Instead they got proof that police training worked as designed. The Winnipeg police officer is a highly trained professional. And Dumas was killed because he failed. He provoked a confrontation with police and he refused to surrender until he was shot.

Worme at week's end was reduced to suggesting that the police officer who shot Dumas should have retreated, should have run, should have surrendered the street to the thug with a weapon. Ain't gonna happen.

If Judge Mary Curtis is paying attention, she should turn the inquest from a focus on the police to a focus on the juvenile justice system---and its failure.

Matthew Dumas was a gold star graduate of the Manitoba justice system.

He had a criminal record and was on probation, the demonstrably most useless, most broken sanction imposed routi8nely by judges. He was carrying a screwdriver, which you can expect to find on a car thief. He was in breach of his probation. He attacked a police officer without fear of consequences. He threatened a witness as easily as breathing. He refused to drop his weapon and advanced on an armed police officer because he had been taught by the system that there was nothing they could do to him. He was taught he was inviolate.

He was wrong.

And the public should turn their attention to a focus on the news media, and how easily it is manipulated, the Terry Nelsons, the Nahanni Fontaines, and the Donald Wormes who have their own agendas which are never questioned or explained by reporters.

Following the shooting of Matthew Dumas, there was a lot of talk about the mistrust in the Dufferin neighbourhood between police and residents. But the inquest has given us a better look at what may be feeding the mistrust.

Police testified at the inquest they stopped a number of people to question in their search for the East Kildonan robbers. Three teens were stopped at the corner of Dufferin and Andrews. One was carrying a toy gun. Dumas was discovered to be carrying a screwdriver and was prepared to use it as a weapon. Another teen was stopped on Andrews by Const. Gburek who left him to go to Mateychuk's aid when he saw Dumas fighting with Mateychuk in the alley.
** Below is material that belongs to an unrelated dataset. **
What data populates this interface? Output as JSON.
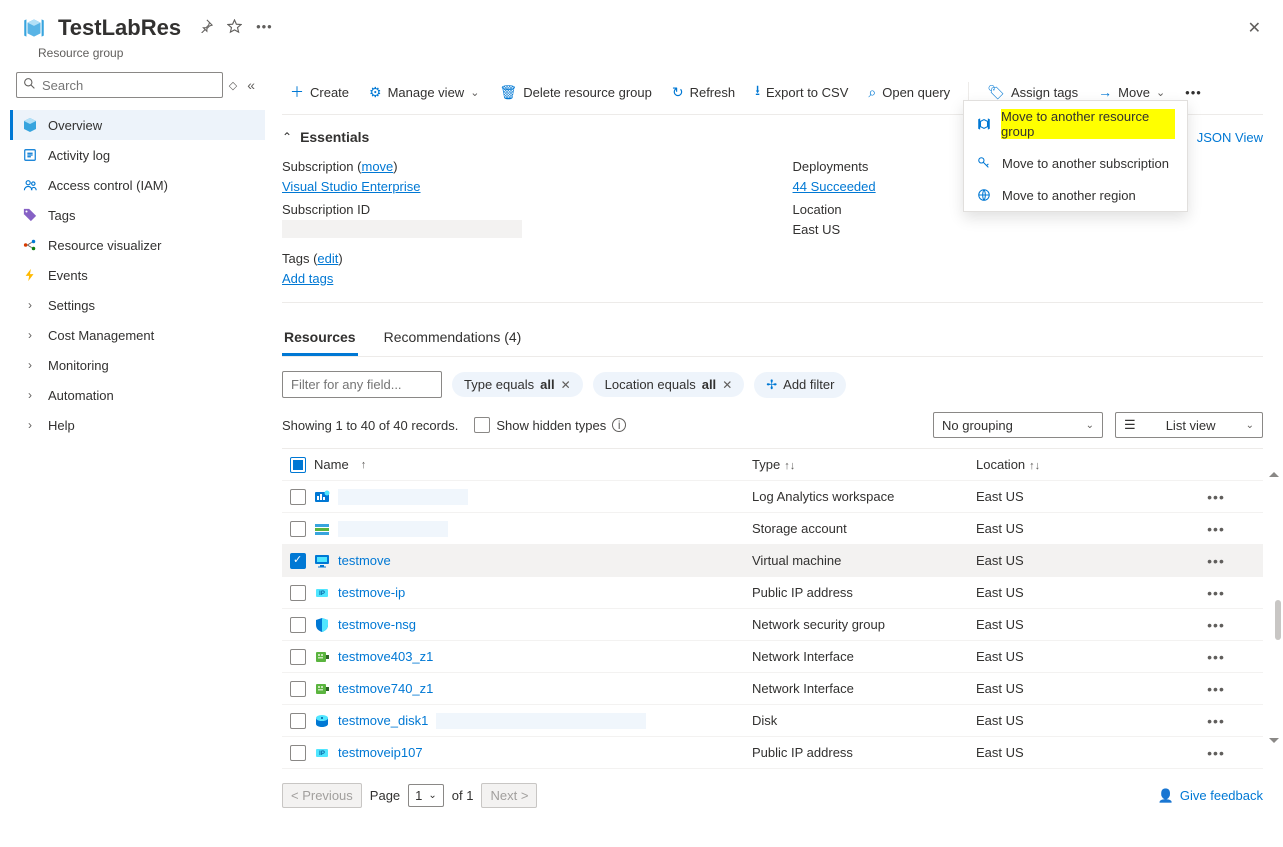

So, in three encounters with aboriginal youth in the space of minutes, police found two potential weapons, a gun (a toy, though hardly something carried for amusement by a teenager) and a screwdriver (certainly not carried by Dumas for emergency repairs).

If police patrolling Dufferin Avenue can expect to find weapons on two out of five teens they speak to at random, and two out of five random teens are carrying weapons and hoping to escape detection by police, you can understand where the "mistrust" arises.


Professional reporters at work…:

"Gburek said he shot him when he was less than a metre away."
Carol Sanders, Winnipeg Free Press, June 13, 2008, Dumas shooter 'kept in dark' by police force

"Gburek said Dumas was less than two metres away when he fired two shots into the centre of his body."
Steve Lambert, June 13, 2008, Canadian Press, Winnipeg officer: there was no choice but to shoot Matthew Dumas.

"When he gets to within two feet...Const. Gburek fires two shots."
Winnipeg Sun, June 12, Tom Brodbeck, "Not a risk to take."


"Based on the description he received from police radio reports or from his partner, Gburek said he was looking for a native male, armed with a gun, wearing a blue hoodie and a white baseball cap."
Carol Sanders, Winnipeg Free Press, June 13, Dumas shooter 'kept in dark' by police force

"He said Dumas was wearing a blue hoodie and he believed that the teen matched the description of one of the home invasion suspects, although the description on the police radio described three "native males" one about 15- or 16-years-old and wearing a white puffy Nike ski jacket and possibly armed with a handgun."
Carol Sanders, June 13, Winnipeg Free Press, Officer 'didn't want to shoot' Dumas

"Gburek said he saw Dumas's grey hoodie or sweater was "right over top of me," and yelled, "I'm going to shoot you"!"
CBC News Winnipeg, June 13, 'I did not want to pull the trigger': officer at Dumas inquest

"At one point, the pair was in another man's backyard with a large guard dog and the officer had a grip on the 18-year-old's parka."
Tamara King, Canadian Press, June 12, Emotional officer testifies at inquest into death of Winnipeg man shot by police.